Rebroadcasts of foreign radio stations were banned in 2004.
Private radio and TV stations have been licensed, and there is substantial take-up of pay TV.
TV stations in particular are dogged by high costs and scarce
advertising revenues. Moreover, legislation requires that locally-made
material must comprise 60% of output. Viewing is concentrated in urban
There are more than 100 national and local newspapers
and publications, some of them state-owned. They include well-respected
dailies, tabloids and publications which champion the interests of
ethnic groups. The lively private press is often critical of the
Press freedom improved under former President Obasanjo, but restrictive decrees remain.
rights body Reporters Without Borders says Nigeria is often a violent
place for the press, with journalists suffering beatings, unfair
arrests and police raids.
By March 2008, 10 million Nigerians were online (ITU figure).
Television Authority (NTA) - state-run, operates scores of national and
regional stations; national services broadcast in English
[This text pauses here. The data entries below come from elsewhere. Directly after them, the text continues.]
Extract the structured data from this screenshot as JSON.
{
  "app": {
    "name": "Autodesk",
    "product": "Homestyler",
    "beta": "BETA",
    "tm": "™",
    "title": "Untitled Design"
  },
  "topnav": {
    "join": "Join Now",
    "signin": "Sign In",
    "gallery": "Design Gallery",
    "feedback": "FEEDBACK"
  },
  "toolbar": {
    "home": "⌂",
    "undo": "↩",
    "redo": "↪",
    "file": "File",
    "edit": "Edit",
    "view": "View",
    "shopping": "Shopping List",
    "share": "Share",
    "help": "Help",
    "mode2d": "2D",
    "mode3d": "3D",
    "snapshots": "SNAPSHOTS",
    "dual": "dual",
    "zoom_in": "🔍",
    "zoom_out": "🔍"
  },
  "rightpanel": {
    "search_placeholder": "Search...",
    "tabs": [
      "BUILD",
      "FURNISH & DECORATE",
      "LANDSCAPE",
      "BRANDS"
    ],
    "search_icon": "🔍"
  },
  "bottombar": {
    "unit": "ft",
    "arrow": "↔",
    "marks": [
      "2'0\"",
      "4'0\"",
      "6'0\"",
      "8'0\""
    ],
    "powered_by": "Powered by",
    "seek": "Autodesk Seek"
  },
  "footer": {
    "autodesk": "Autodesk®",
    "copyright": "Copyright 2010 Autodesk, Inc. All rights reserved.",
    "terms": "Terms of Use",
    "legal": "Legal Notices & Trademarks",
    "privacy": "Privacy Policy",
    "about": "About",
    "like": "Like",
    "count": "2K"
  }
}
- Degue Broadcasting Network (DBN) - private
- AIT - private, owned by DAAR Communications, broadcasting in Lagos and Abuja and via pan-African satellite service
- Minaj TV - private, serves eastern Nigeria and operates cable and satellite service
- Silverbird TV - private, serves Lagos, Port Harcourt
- Galaxy TV - private, serves western Nigeria
- Channels TV - private